> [YOUR GOAL]
Line by line, please look for the word "this" in the following records, then copy each line you find it in.

<<<<

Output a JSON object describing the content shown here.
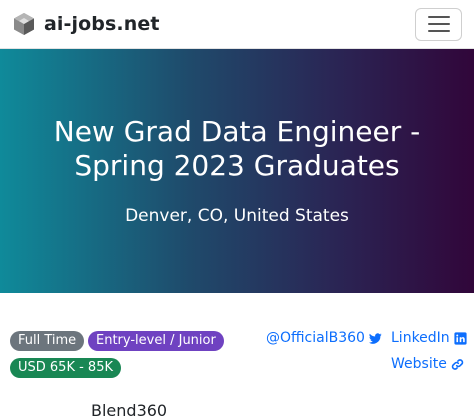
{
  "navbar": {
    "brand": "ai-jobs.net",
    "menu_icon": "hamburger-icon"
  },
  "hero": {
    "title": "New Grad Data Engineer - Spring 2023 Graduates",
    "location": "Denver, CO, United States"
  },
  "badges": {
    "employment_type": "Full Time",
    "level": "Entry-level / Junior",
    "salary": "USD 65K - 85K"
  },
  "links": {
    "twitter": "@OfficialB360",
    "linkedin": "LinkedIn",
    "website": "Website"
  },
  "company": {
    "name": "Blend360"
  },
  "colors": {
    "gradient_start": "#0f8a9a",
    "gradient_end": "#31063a",
    "badge_gray": "#6c757d",
    "badge_purple": "#6f42c1",
    "badge_green": "#198754",
    "link_blue": "#0d6efd"
  }
}
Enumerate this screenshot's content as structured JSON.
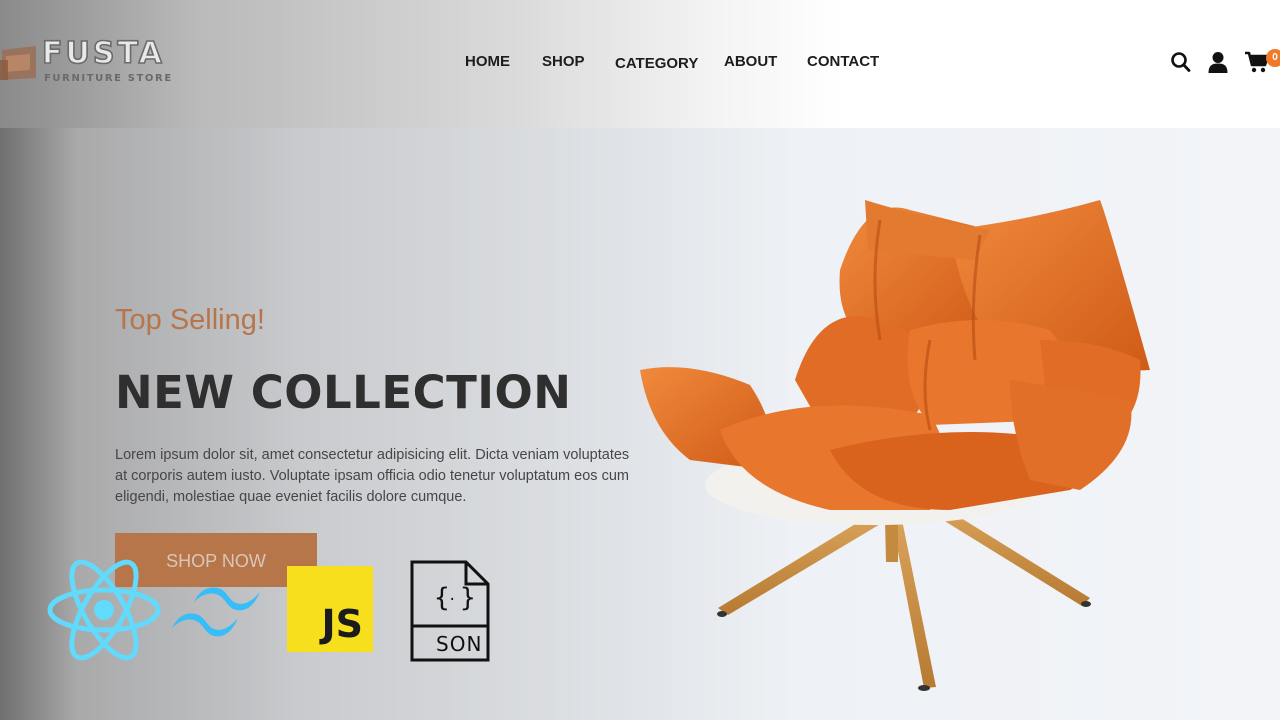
{
  "brand": {
    "name": "FUSTA",
    "tagline": "FURNITURE STORE"
  },
  "nav": {
    "items": [
      "HOME",
      "SHOP",
      "CATEGORY",
      "ABOUT",
      "CONTACT"
    ]
  },
  "header_icons": {
    "search": "search-icon",
    "account": "user-icon",
    "cart": "cart-icon",
    "cart_count": "0"
  },
  "hero": {
    "eyebrow": "Top Selling!",
    "title": "NEW COLLECTION",
    "description": "Lorem ipsum dolor sit, amet consectetur adipisicing elit. Dicta veniam voluptates at corporis autem iusto. Voluptate ipsam officia odio tenetur voluptatum eos cum eligendi, molestiae quae eveniet facilis dolore cumque.",
    "cta": "SHOP NOW"
  },
  "tech_logos": {
    "react": "react-logo",
    "tailwind": "tailwind-logo",
    "js": "JS",
    "json": "SON"
  },
  "colors": {
    "accent": "#b7754a",
    "badge": "#f07a2a",
    "chair": "#e2681f",
    "js_yellow": "#f7df1e",
    "react_blue": "#61dafb",
    "tailwind_blue": "#38bdf8"
  }
}
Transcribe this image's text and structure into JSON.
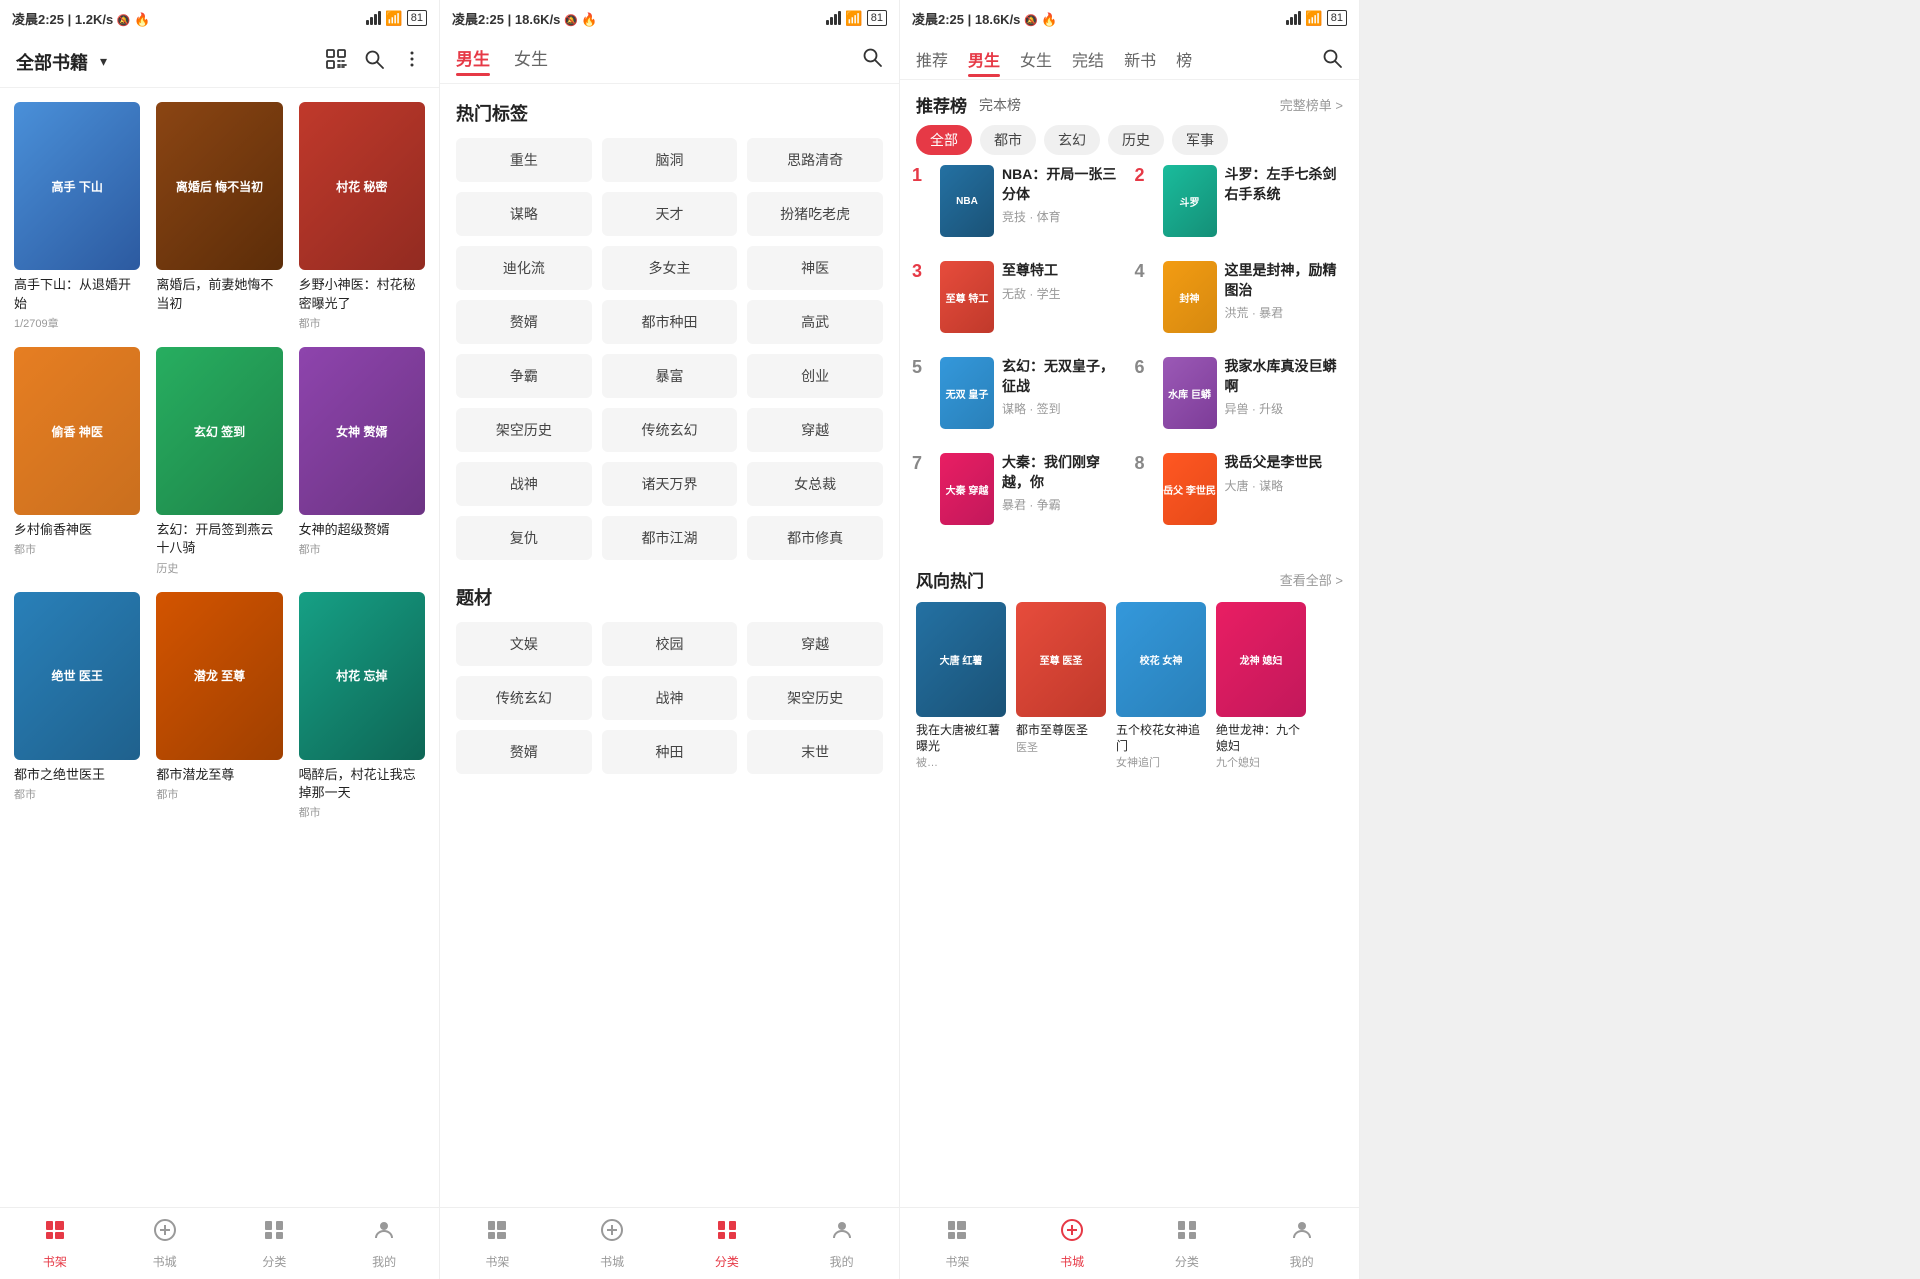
{
  "panels": [
    {
      "id": "bookshelf",
      "statusBar": {
        "time": "凌晨2:25",
        "speed": "1.2K/s",
        "battery": "81"
      },
      "header": {
        "title": "全部书籍",
        "hasArrow": true,
        "icons": [
          "scan",
          "search",
          "more"
        ]
      },
      "books": [
        {
          "id": 1,
          "title": "高手下山：从退婚开始",
          "genre": "",
          "count": "1/2709章",
          "colorClass": "c1",
          "shortTitle": "高手\n下山"
        },
        {
          "id": 2,
          "title": "离婚后，前妻她悔不当初",
          "genre": "",
          "count": "",
          "colorClass": "c2",
          "shortTitle": "离婚后\n悔不当初"
        },
        {
          "id": 3,
          "title": "乡野小神医：村花秘密曝光了",
          "genre": "都市",
          "count": "",
          "colorClass": "c3",
          "shortTitle": "村花\n秘密"
        },
        {
          "id": 4,
          "title": "乡村偷香神医",
          "genre": "都市",
          "count": "",
          "colorClass": "c4",
          "shortTitle": "偷香\n神医"
        },
        {
          "id": 5,
          "title": "玄幻：开局签到燕云十八骑",
          "genre": "历史",
          "count": "",
          "colorClass": "c5",
          "shortTitle": "玄幻\n签到"
        },
        {
          "id": 6,
          "title": "女神的超级赘婿",
          "genre": "都市",
          "count": "",
          "colorClass": "c6",
          "shortTitle": "女神\n赘婿"
        },
        {
          "id": 7,
          "title": "都市之绝世医王",
          "genre": "都市",
          "count": "",
          "colorClass": "c7",
          "shortTitle": "绝世\n医王"
        },
        {
          "id": 8,
          "title": "都市潜龙至尊",
          "genre": "都市",
          "count": "",
          "colorClass": "c8",
          "shortTitle": "潜龙\n至尊"
        },
        {
          "id": 9,
          "title": "喝醉后，村花让我忘掉那一天",
          "genre": "都市",
          "count": "",
          "colorClass": "c9",
          "shortTitle": "村花\n忘掉"
        }
      ],
      "bottomNav": [
        {
          "label": "书架",
          "icon": "📚",
          "active": true
        },
        {
          "label": "书城",
          "icon": "🏪",
          "active": false
        },
        {
          "label": "分类",
          "icon": "⊞",
          "active": false
        },
        {
          "label": "我的",
          "icon": "👤",
          "active": false
        }
      ]
    },
    {
      "id": "category",
      "statusBar": {
        "time": "凌晨2:25",
        "speed": "18.6K/s",
        "battery": "81"
      },
      "tabs": [
        {
          "label": "男生",
          "active": true
        },
        {
          "label": "女生",
          "active": false
        }
      ],
      "hotTags": {
        "sectionTitle": "热门标签",
        "tags": [
          "重生",
          "脑洞",
          "思路清奇",
          "谋略",
          "天才",
          "扮猪吃老虎",
          "迪化流",
          "多女主",
          "神医",
          "赘婿",
          "都市种田",
          "高武",
          "争霸",
          "暴富",
          "创业",
          "架空历史",
          "传统玄幻",
          "穿越",
          "战神",
          "诸天万界",
          "女总裁",
          "复仇",
          "都市江湖",
          "都市修真"
        ]
      },
      "subjects": {
        "sectionTitle": "题材",
        "tags": [
          "文娱",
          "校园",
          "穿越",
          "传统玄幻",
          "战神",
          "架空历史",
          "赘婿",
          "种田",
          "末世"
        ]
      },
      "bottomNav": [
        {
          "label": "书架",
          "icon": "📚",
          "active": false
        },
        {
          "label": "书城",
          "icon": "🏪",
          "active": false
        },
        {
          "label": "分类",
          "icon": "⊞",
          "active": true
        },
        {
          "label": "我的",
          "icon": "👤",
          "active": false
        }
      ]
    },
    {
      "id": "rankings",
      "statusBar": {
        "time": "凌晨2:25",
        "speed": "18.6K/s",
        "battery": "81"
      },
      "topTabs": [
        {
          "label": "推荐",
          "active": false
        },
        {
          "label": "男生",
          "active": true
        },
        {
          "label": "女生",
          "active": false
        },
        {
          "label": "完结",
          "active": false
        },
        {
          "label": "新书",
          "active": false
        },
        {
          "label": "榜",
          "active": false
        }
      ],
      "rankList": {
        "sectionTitle": "推荐榜",
        "subTitle": "完本榜",
        "viewAllLabel": "完整榜单 >",
        "filterPills": [
          "全部",
          "都市",
          "玄幻",
          "历史",
          "军事"
        ],
        "activePill": "全部",
        "items": [
          {
            "rank": 1,
            "title": "NBA：开局一张三分体",
            "tags": "竞技 · 体育",
            "colorClass": "c11",
            "shortTitle": "NBA"
          },
          {
            "rank": 2,
            "title": "斗罗：左手七杀剑右手系统",
            "tags": "",
            "colorClass": "c12",
            "shortTitle": "斗罗"
          },
          {
            "rank": 3,
            "title": "至尊特工",
            "tags": "无敌 · 学生",
            "colorClass": "c13",
            "shortTitle": "至尊\n特工"
          },
          {
            "rank": 4,
            "title": "这里是封神，励精图治",
            "tags": "洪荒 · 暴君",
            "colorClass": "c14",
            "shortTitle": "封神"
          },
          {
            "rank": 5,
            "title": "玄幻：无双皇子，征战",
            "tags": "谋略 · 签到",
            "colorClass": "c15",
            "shortTitle": "无双\n皇子"
          },
          {
            "rank": 6,
            "title": "我家水库真没巨蟒啊",
            "tags": "异兽 · 升级",
            "colorClass": "c16",
            "shortTitle": "水库\n巨蟒"
          },
          {
            "rank": 7,
            "title": "大秦：我们刚穿越，你",
            "tags": "暴君 · 争霸",
            "colorClass": "c17",
            "shortTitle": "大秦\n穿越"
          },
          {
            "rank": 8,
            "title": "我岳父是李世民",
            "tags": "大唐 · 谋略",
            "colorClass": "c18",
            "shortTitle": "岳父\n李世民"
          }
        ]
      },
      "hotSection": {
        "title": "风向热门",
        "viewAllLabel": "查看全部 >",
        "books": [
          {
            "title": "我在大唐被红薯曝光",
            "sub": "被…",
            "colorClass": "c11",
            "shortTitle": "大唐\n红薯"
          },
          {
            "title": "都市至尊医圣",
            "sub": "医圣",
            "colorClass": "c13",
            "shortTitle": "至尊\n医圣"
          },
          {
            "title": "五个校花女神追门",
            "sub": "女神追门",
            "colorClass": "c15",
            "shortTitle": "校花\n女神"
          },
          {
            "title": "绝世龙神：九个媳妇",
            "sub": "九个媳妇",
            "colorClass": "c17",
            "shortTitle": "龙神\n媳妇"
          }
        ]
      },
      "bottomNav": [
        {
          "label": "书架",
          "icon": "📚",
          "active": false
        },
        {
          "label": "书城",
          "icon": "🏪",
          "active": true
        },
        {
          "label": "分类",
          "icon": "⊞",
          "active": false
        },
        {
          "label": "我的",
          "icon": "👤",
          "active": false
        }
      ]
    }
  ]
}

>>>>

> [WRITTEN RESPONSE]
Enumerate this screenshot's content as structured JSON.
Transcribe this image's text and structure into JSON.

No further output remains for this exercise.